Blog entry or comment
Blog entries or comments may be cited in running text (“In a comment posted to The Becker-Posner Blog on February 23, 2010, . . .”) instead of in a note, and they are commonly omitted from a bibliography. The following examples show the more formal versions of the citations. There is no need to add pseud. after an apparently fictitious or informal name. (If an access date is required, add it before the URL; see examples elsewhere in this guide.)
1. Jack, February 25, 2010 (7:03 p.m.), comment on Richard Posner, “Double Exports in Five Years?,” The Becker-Posner Blog, February 21, 2010, http://uchicagolaw.typepad.com/beckerposner/2010/02/double-exports-in-five-years-posner.html.
So the first hurdle I have come across, is how to do the footnotes on these pages and posts. I tried two different approaches before settling, with still some insecurity, on a plug-in to handle the formatting for footnotes. There are two options, and I’m kind of leaning on going back to the first option after writing this.
Option 1: By Hand
Hand code the footnote numbers as links and the footnotes they link to. Well, you don’t actually have to format and code it all by hand. Microsoft Office and OpenOffice Writer actually do a pretty decent job of creating the links and formatting the footnotes to look and act decently. It’s a simple copy from the word file and paste it into the “Visual” editor in WordPress. After that I would switch to the “HTML” editor, copy the text and plug it into my trusty terminal using Vim to do some quick search and replace of unwanted things (like styled span tags for every paragraph and some CSS formatting). You can use any text editor that has the search and replace ability. Then I pasted the text back into the “HTML” editor, and I was good to go.

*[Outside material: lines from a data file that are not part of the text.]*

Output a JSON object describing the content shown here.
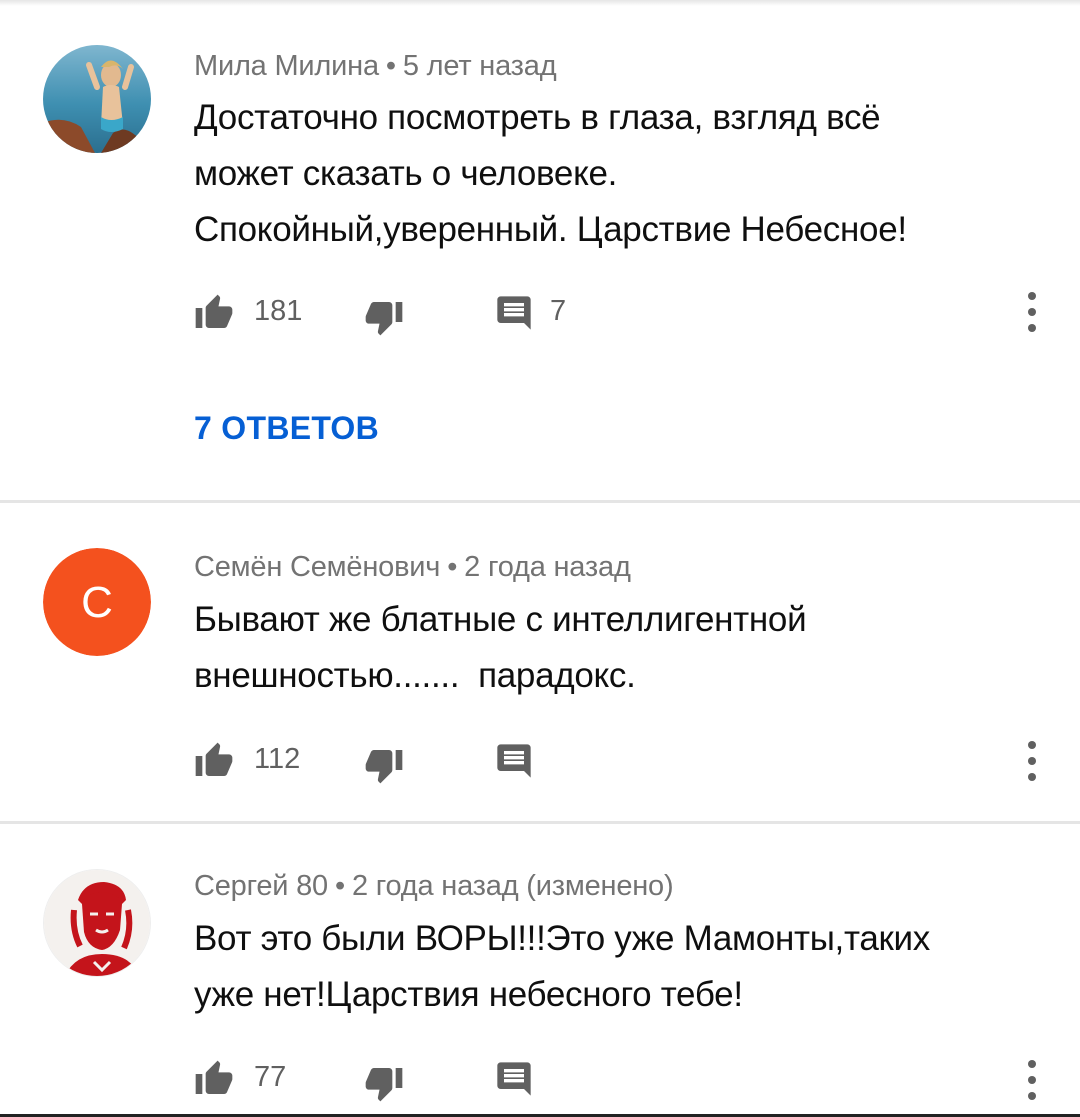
{
  "comments": [
    {
      "author": "Мила Милина",
      "time": "5 лет назад",
      "text_lines": [
        "Достаточно посмотреть в глаза, взгляд всё",
        "может сказать о человеке.",
        "Спокойный,уверенный. Царствие Небесное!"
      ],
      "likes": "181",
      "replies_count": "7",
      "replies_link": "7 ОТВЕТОВ",
      "avatar": "photo-avatar"
    },
    {
      "author": "Семён Семёнович",
      "time": "2 года назад",
      "text_lines": [
        "Бывают же блатные с интеллигентной",
        "внешностью.......  парадокс."
      ],
      "likes": "112",
      "replies_count": "",
      "avatar_letter": "С",
      "avatar_color": "#f4511e"
    },
    {
      "author": "Сергей 80",
      "time": "2 года назад (изменено)",
      "text_lines": [
        "Вот это были ВОРЫ!!!Это уже Мамонты,таких",
        "уже нет!Царствия небесного тебе!"
      ],
      "likes": "77",
      "replies_count": "",
      "avatar": "che-portrait-avatar"
    }
  ],
  "meta_separator": "•",
  "colors": {
    "link": "#065fd4",
    "meta": "#737373",
    "text": "#0f0f0f",
    "icon": "#606060"
  },
  "icons": {
    "like": "thumb-up-icon",
    "dislike": "thumb-down-icon",
    "reply": "comment-icon",
    "menu": "more-vert-icon"
  }
}
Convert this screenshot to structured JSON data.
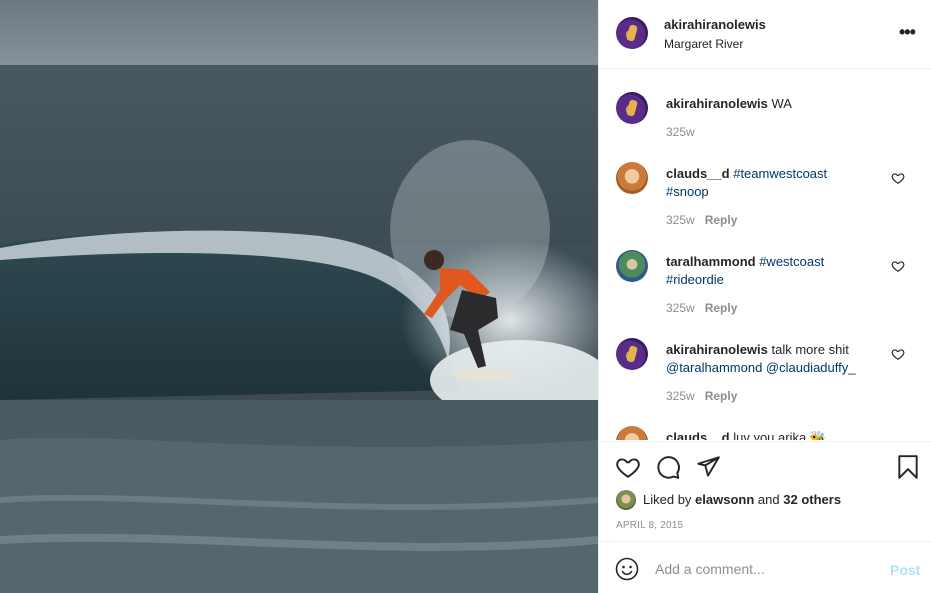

Option 2: Use a Plugin
This option has some benefits and drawbacks. I tried a number of different plugins but settled on the Simple Footnotes plugin by Andrew Nacin. The benefits are that you don’t have to hand code or edit anything. You just add in a [ ref] tag and put in anything you want to be as a footnote, and close it with a [ /ref] tag. 1 The plugin automatically takes care of formatting, and puts the footnote at the bottom of the post or page. Another benefit is that it adds the footnote text to the “alt” field of the anchor tag so it “pops up” when you hover the mouse over the footnote number in the body of the text. The big downside, and the reason I’ll probably switch back to hand coding it, is that this method is not very portable. If I ever need to grab the text out of the WordPress database, then I’ll have the footnote text in the middle of the text body. It is also that way as you are writing, so it kind of gets in the way. This is especially noisome when the footnote is rather large. True, you can copy and paste the displayed HTML or source HTML and have it turn out OK, but it is really a pain to have the footnotes in the body of the text as you try to write or edit.
Those were the options I see for adding footnotes to a WordPress blog post or page. It would have been really helpful to have a zotero plugin for WordPress that allows you to add a citation just like a Word or Writer document. I know there’s a way to export a “bibliography” from zotero with the selected works, but it doesn’t take care of formatting, adding the numbers and links and such. Hmmm, I wonder if that’s possible, and if I could/should write it…
This example has a space after the first square bracket so that it does not render as an actual footnote. ↩